He said the government was believing a “fairytale” if it thought it could run the school better than he could under his US-based direct instruction curriculum.
But Mr Pitt, also the state’s minister for Aboriginal and Torres Strait Islander partnerships, insisted Mr Pearson shouldn’t feel personally insulted by the review.
“I’m disappointed this report is being seen to be a direct criticism of either Mr Pearson or his organisation,” he said.
“This isn’t about any kind of a blame game, this is about making sure that we can build on what we’ve learnt since the school has been operated under (Mr Pearson’s model).”
The government will adopt all 27 recommendations from the review, including giving the education department the lead at the school to work in partnership with Mr Pearson’s academy.

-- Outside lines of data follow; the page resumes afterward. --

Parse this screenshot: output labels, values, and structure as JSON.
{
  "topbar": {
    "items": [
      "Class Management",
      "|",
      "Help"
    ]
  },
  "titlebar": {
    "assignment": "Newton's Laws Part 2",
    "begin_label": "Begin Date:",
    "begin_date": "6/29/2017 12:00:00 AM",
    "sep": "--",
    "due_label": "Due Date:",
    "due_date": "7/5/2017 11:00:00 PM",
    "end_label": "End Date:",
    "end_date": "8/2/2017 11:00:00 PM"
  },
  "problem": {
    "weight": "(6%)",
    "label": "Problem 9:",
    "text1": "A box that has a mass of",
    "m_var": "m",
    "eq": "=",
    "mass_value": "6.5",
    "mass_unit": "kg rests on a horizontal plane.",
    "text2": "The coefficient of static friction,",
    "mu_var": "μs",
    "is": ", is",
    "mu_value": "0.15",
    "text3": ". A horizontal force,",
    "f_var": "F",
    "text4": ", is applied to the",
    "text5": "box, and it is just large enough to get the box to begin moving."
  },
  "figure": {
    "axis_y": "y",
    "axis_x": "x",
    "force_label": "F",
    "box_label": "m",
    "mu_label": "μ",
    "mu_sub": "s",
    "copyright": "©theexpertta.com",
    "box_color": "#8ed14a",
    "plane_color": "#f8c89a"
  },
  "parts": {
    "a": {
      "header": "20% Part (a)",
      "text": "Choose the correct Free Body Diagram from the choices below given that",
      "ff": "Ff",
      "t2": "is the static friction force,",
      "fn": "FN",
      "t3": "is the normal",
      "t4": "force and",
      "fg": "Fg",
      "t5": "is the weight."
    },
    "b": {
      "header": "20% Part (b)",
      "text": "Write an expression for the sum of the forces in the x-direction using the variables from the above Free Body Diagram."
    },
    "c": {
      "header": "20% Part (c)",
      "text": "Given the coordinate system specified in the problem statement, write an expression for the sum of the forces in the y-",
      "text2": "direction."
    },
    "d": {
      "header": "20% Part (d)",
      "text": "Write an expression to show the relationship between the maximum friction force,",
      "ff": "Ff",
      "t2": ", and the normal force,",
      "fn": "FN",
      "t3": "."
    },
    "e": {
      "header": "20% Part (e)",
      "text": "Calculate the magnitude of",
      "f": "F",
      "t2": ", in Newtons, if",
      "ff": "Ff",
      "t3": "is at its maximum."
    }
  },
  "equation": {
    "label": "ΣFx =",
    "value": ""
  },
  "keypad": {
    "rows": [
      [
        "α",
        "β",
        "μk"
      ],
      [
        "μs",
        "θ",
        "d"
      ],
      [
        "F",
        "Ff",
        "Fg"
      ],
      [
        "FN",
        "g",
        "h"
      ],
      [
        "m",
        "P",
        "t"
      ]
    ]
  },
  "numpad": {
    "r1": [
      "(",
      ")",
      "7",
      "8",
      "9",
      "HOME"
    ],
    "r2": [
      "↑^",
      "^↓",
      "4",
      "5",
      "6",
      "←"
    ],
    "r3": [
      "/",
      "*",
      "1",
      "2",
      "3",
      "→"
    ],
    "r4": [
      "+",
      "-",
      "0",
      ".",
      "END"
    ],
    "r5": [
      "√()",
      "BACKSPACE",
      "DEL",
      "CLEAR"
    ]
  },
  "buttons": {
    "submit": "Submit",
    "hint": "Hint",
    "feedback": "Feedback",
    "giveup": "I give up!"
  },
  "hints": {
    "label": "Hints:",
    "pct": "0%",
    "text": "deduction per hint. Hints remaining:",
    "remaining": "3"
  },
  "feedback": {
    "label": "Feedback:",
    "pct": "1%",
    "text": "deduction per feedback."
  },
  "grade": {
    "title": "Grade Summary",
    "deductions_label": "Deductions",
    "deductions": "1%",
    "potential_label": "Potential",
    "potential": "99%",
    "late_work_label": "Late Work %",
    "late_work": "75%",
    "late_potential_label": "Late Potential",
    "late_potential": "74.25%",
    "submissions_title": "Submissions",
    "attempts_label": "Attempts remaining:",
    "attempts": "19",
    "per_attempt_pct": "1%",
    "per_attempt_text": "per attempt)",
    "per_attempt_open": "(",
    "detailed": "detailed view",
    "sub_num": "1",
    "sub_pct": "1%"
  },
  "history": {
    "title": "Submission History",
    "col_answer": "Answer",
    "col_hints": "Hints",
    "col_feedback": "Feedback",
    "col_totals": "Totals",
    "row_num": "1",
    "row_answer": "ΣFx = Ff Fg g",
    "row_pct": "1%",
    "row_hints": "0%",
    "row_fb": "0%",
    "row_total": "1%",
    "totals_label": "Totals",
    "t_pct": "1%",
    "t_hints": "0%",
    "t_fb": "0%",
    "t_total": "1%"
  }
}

An independent financial audit will also take place, while Year 7 and 8 will be offered, as well as distance education, when the school resumes next week to ensure students aren’t forced to go to private school to further their education.
The review was sparked by ongoing violence from a group of young, armed offenders in the community which saw the school’s principal Scott Fatnowna carjacked twice in as many weeks.
Teachers, who had left to escape the unrest, will return to Aurukun next week, when they will be issued with personal distress alarms as part of a raft of new safety measures.
Mr Fatnowna will also return, while interim principal Matt O’Hanlon will stay on in a mentoring role for the rest of the year.